Marketing and advertising are staples of modern life, affecting how each of us views and interacts with the world. This is especially true for children. Children see an average of fifteen television commercials for food every day (in addition to ads on billboards, online, and elsewhere), the vast majority of which feature foods high in sugar, fat, or sodium.69 Food and beverage companies spend upward of $10 billion annually marketing to children, and several experimental and cross-sectional studies support the thesis that advertising alters children's taste preferences as well as the amount they eat.70 In one study, children given identical food in either a plain bag or a McDonald's bag rated the food in the branded bag as better tasting; the effect was stronger in children who had more TV sets in their home and who ate at McDonald's more often.71 In another study, children who watched cartoons interspersed with food ads ate more than children who watched cartoons with other kinds of commercials.72 The increase in consumption was greater for overweight children than for those of normal weight, and greater still in obese children, suggesting that some individuals may be more susceptible than others to these influences.73

Skeptics may dismiss the notion of advertising as "mind control," but repeated exposure at a very young age can have a profound effect on a child's later actions, even into adulthood.
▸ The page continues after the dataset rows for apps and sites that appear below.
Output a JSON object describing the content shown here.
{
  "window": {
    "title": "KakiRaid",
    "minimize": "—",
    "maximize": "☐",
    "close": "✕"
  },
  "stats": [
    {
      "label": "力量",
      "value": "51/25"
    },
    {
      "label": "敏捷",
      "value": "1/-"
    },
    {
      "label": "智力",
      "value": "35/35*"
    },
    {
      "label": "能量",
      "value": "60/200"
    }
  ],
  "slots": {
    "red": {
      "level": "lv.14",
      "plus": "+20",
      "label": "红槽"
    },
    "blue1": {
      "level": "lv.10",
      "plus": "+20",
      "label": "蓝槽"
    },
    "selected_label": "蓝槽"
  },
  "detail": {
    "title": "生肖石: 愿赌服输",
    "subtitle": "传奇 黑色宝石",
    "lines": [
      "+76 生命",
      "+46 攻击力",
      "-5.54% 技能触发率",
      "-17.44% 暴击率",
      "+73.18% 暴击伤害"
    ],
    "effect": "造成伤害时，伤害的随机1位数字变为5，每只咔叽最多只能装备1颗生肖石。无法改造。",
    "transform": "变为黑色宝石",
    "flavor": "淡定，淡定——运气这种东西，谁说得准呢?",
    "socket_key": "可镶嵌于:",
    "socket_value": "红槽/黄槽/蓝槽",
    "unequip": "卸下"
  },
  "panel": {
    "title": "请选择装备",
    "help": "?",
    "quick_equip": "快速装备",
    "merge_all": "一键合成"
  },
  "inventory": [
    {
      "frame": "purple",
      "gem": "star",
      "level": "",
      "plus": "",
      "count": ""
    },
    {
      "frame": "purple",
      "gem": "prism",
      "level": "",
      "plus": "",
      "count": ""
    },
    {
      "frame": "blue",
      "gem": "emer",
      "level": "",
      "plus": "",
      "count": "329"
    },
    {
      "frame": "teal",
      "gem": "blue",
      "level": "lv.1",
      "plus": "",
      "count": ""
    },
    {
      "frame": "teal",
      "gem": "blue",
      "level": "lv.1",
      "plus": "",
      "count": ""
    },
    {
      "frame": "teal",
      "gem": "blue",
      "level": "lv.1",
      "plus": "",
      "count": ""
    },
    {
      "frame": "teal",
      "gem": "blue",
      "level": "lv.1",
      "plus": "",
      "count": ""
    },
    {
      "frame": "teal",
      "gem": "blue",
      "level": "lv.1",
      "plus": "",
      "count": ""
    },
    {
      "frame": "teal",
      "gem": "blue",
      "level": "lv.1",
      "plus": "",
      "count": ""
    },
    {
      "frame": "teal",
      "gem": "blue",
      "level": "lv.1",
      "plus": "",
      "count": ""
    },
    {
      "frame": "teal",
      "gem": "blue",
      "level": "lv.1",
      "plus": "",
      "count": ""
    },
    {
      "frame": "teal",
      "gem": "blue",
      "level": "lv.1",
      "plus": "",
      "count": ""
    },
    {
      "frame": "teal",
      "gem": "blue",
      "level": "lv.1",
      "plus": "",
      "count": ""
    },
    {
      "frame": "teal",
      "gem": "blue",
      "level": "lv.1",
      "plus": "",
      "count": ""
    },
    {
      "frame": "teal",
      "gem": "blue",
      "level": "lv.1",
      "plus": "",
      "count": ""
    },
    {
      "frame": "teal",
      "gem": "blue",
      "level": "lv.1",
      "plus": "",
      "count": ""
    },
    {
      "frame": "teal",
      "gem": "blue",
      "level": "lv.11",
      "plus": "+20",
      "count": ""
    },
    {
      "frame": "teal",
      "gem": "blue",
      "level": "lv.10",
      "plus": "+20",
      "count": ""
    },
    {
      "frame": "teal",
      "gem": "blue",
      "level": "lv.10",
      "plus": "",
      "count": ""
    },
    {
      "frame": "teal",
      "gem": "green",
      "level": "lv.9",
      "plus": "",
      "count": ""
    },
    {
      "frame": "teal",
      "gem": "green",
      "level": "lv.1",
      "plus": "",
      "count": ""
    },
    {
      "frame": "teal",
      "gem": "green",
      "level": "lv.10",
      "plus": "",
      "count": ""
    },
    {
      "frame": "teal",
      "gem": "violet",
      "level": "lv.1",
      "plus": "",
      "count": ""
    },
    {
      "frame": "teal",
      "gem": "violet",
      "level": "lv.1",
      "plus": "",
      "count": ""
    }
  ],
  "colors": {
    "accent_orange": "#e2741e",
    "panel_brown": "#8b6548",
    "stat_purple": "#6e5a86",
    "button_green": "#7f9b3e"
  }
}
Children are thought to be capable of some "defense" against persuasion by marketing by age eight, at which point most children are able to recognize advertisements and evaluate their claims accordingly. But there is little evidence that children above age eight are any more resistant to the effects of advertising than younger children.74 Ads do not simply make factual claims about their product; they are designed to create emotional associations, often at an unconscious level, and to bypass the "rational" parts of the brain.75 Nor is the effect of advertising limited to food and obesity. Repeated studies have linked tobacco marketing to teenagers' decision to start smoking, and several cross-sectional and longitudinal studies have linked exposure to alcohol marketing to adolescents' being more likely to start drinking and to drink more frequently.76

The built environment, the physical design of the areas around children's homes, can play a powerful role in determining children's "lifestyle choices." Many children live in neighborhoods with few (if any) sidewalks, bike lanes, parks, and green spaces that encourage exercise. Urban (or suburban) sprawl has created dependence on cars by placing destinations farther apart, while parents' concerns about crime may further reduce the amount of time children spend outside. Conversely, neighborhoods designed to be "walkable" encourage exercise and physical activity.

At the same time, over the past several decades schools faced with budget cuts have been dropping physical education programs to save money, while installing soda machines to raise badly needed sponsorship funds.77 Recently, many schools have improved children's nutrition by regulating the offerings in vending machines and providing more nutritional items in school cafeterias, but such actions have largely taken place on a school-by-school or district-by-district basis.78 Several lines of evidence link features of the built environment with obesity or overweight in children and adults.79 There is less agreement about the most effective interventions, largely because changing the physical structures of neighborhoods and cities is difficult and costly. But the evidence does suggest that tackling the obesity epidemic will require attention to the built environment as well as to individual behavioral change.

Consumption of healthful or unhealthful foods is typically discussed in terms of lifestyle choices. However, eating a healthful diet is highly dependent on having markets nearby that sell affordable fresh fruits and vegetables, and such places may be scarce or nonexistent in poor neighborhoods, while cheap, highly processed fast food is plentiful—even if, as some have argued, home-cooked food is actually less expensive (in terms of raw ingredients) than the fast-food equivalent.80